[Start of section]

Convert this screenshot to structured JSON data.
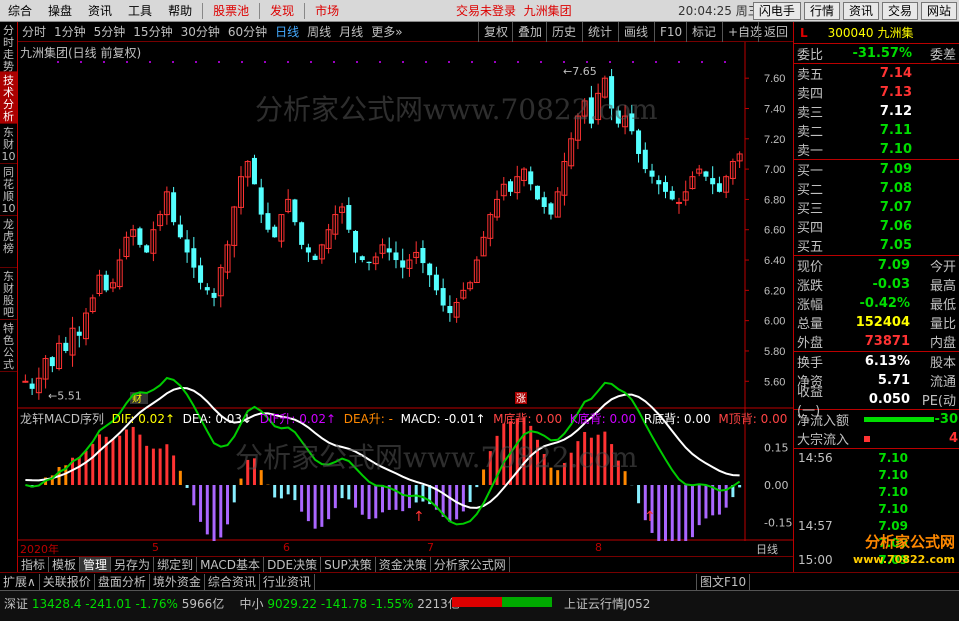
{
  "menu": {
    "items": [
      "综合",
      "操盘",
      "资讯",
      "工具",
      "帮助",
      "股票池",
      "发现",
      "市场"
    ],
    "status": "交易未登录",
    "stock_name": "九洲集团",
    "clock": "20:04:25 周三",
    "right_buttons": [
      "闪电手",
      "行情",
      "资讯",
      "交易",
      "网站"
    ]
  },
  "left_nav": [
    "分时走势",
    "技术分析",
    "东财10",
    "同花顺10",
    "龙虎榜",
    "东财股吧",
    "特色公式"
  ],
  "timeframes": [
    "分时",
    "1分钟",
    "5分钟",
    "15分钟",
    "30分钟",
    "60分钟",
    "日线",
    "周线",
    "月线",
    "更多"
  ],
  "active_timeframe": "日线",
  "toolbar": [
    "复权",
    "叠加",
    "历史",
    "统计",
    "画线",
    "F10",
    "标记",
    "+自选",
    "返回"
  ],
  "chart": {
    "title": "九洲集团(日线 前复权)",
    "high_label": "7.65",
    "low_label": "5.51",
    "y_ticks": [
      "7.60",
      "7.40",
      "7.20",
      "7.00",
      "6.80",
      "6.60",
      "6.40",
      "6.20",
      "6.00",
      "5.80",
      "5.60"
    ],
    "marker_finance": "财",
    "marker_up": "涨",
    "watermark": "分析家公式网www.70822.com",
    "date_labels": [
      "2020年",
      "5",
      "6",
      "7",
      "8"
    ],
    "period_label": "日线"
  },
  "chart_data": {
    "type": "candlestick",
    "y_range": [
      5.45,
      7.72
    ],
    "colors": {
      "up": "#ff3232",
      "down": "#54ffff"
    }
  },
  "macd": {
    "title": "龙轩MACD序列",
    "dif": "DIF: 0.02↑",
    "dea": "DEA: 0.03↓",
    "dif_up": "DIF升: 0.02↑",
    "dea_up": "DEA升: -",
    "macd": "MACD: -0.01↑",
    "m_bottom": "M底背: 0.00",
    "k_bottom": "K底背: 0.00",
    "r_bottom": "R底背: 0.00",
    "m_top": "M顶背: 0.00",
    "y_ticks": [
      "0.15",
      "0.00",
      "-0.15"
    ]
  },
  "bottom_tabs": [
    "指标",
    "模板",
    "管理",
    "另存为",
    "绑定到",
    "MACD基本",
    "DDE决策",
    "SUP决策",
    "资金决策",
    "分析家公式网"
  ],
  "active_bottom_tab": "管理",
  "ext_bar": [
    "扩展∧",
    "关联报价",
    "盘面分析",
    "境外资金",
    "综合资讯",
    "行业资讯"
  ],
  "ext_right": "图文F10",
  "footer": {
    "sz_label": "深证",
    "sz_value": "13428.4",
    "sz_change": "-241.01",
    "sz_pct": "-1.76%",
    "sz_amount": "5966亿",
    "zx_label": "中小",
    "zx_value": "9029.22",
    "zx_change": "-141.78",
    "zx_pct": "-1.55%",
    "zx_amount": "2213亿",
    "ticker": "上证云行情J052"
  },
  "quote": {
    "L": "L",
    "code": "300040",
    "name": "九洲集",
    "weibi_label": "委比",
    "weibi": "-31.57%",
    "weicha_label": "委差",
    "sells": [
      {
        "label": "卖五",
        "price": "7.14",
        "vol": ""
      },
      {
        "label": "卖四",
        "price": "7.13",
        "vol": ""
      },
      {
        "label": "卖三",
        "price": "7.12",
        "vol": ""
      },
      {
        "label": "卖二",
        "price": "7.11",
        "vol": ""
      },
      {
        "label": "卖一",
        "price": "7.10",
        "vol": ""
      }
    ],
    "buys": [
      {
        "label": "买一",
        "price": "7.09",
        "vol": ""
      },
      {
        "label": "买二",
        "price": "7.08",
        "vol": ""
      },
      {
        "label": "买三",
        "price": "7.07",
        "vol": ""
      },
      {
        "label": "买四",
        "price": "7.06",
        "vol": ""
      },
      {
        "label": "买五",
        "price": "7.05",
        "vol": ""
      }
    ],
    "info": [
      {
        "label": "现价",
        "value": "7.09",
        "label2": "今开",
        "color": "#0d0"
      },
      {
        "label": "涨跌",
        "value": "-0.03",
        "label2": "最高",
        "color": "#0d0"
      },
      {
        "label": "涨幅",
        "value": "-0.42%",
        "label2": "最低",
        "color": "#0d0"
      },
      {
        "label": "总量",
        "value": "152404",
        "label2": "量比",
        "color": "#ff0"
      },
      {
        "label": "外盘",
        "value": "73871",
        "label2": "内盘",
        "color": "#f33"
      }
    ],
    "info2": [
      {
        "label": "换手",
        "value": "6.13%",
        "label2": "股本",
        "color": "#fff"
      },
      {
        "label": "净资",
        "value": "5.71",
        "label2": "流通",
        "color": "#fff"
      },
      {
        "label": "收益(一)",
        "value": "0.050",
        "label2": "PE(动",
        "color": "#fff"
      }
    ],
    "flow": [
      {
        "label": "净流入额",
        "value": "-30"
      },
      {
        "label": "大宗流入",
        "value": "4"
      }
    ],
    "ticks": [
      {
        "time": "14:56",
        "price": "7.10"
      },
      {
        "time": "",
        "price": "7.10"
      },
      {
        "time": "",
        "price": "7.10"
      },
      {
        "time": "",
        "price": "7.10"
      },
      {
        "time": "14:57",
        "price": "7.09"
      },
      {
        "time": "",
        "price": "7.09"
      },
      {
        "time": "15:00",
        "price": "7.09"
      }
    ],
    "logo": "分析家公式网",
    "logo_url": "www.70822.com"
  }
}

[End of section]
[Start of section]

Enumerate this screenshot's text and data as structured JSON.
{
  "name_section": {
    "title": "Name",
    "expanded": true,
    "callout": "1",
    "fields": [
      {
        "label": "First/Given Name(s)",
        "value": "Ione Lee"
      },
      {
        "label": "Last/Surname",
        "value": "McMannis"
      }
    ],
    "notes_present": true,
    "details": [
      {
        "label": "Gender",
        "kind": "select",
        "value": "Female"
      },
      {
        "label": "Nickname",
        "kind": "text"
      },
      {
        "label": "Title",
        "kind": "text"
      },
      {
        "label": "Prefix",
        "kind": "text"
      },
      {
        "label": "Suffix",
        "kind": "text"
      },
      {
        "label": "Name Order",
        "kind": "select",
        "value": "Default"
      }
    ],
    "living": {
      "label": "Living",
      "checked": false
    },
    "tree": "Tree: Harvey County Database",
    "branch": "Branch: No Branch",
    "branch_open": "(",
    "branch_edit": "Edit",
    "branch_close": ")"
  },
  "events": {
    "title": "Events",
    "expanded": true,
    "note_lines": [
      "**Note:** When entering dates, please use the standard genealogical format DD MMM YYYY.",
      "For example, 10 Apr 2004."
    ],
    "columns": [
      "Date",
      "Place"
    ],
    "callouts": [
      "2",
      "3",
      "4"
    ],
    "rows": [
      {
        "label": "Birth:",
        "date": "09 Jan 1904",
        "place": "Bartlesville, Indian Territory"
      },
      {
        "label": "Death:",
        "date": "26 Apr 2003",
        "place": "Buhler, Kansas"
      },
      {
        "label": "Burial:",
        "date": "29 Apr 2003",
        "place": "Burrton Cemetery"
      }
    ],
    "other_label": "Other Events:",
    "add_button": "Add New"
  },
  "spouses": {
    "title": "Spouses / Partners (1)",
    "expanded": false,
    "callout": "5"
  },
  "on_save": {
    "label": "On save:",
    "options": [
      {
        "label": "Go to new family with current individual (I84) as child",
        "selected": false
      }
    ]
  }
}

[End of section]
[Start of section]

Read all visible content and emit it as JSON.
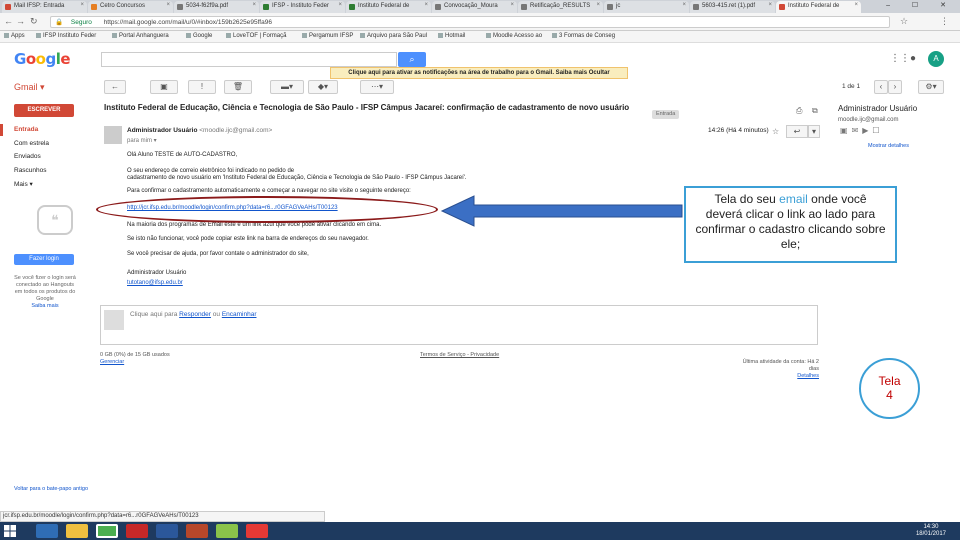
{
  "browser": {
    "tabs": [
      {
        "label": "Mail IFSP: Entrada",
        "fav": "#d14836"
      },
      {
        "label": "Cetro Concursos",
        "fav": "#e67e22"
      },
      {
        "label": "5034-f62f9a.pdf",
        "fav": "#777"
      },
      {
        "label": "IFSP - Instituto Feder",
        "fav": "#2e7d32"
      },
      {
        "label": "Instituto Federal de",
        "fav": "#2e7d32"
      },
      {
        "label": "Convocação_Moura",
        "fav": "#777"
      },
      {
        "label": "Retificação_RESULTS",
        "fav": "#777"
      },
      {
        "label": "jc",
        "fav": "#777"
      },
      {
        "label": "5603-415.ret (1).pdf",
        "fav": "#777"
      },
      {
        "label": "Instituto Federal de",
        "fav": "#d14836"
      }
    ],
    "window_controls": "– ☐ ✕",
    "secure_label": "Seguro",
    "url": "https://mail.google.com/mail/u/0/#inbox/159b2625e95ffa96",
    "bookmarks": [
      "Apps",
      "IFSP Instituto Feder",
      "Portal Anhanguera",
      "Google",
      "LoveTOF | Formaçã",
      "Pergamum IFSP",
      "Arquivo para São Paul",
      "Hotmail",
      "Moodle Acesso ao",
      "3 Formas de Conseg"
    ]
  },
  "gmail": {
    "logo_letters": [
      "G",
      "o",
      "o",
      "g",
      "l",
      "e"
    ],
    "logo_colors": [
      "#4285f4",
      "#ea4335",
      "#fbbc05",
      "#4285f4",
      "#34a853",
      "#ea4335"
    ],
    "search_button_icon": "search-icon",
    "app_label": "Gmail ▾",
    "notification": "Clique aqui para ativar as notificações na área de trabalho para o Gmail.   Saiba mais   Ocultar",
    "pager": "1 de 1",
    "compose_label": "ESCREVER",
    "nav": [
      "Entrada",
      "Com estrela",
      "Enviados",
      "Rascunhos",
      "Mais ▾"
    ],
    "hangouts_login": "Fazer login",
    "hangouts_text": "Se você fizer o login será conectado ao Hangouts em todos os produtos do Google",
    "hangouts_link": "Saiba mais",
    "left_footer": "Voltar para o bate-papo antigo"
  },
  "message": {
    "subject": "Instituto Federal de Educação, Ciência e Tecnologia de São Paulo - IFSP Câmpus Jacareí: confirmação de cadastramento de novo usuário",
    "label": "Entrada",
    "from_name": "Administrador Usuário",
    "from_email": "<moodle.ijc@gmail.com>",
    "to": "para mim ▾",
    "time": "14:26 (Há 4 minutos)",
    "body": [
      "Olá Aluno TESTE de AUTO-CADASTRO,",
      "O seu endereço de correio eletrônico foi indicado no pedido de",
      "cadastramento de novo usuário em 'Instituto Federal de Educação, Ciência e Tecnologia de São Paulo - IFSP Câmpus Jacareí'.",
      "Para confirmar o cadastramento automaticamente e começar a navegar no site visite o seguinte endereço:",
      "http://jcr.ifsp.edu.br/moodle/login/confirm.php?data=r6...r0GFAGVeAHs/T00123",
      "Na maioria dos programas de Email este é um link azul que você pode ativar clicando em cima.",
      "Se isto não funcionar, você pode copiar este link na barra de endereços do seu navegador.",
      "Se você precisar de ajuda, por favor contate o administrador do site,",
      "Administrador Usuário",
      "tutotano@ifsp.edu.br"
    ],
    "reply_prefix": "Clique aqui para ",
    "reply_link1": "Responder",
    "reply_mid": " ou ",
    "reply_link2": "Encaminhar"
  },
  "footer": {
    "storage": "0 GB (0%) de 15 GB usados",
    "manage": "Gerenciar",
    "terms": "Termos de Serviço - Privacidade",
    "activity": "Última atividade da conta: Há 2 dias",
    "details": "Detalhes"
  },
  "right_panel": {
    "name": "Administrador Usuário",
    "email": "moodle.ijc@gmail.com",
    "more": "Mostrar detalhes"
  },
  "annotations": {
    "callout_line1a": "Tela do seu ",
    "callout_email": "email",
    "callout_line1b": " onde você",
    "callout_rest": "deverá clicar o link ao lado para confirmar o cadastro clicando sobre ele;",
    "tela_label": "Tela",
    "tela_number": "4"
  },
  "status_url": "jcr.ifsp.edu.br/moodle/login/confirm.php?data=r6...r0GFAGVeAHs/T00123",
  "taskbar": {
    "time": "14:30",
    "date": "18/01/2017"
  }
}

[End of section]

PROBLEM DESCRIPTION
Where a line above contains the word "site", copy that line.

SOLUTION FOR THIS PROBLEM
      "Para confirmar o cadastramento automaticamente e começar a navegar no site visite o seguinte endereço:",
      "Se você precisar de ajuda, por favor contate o administrador do site,",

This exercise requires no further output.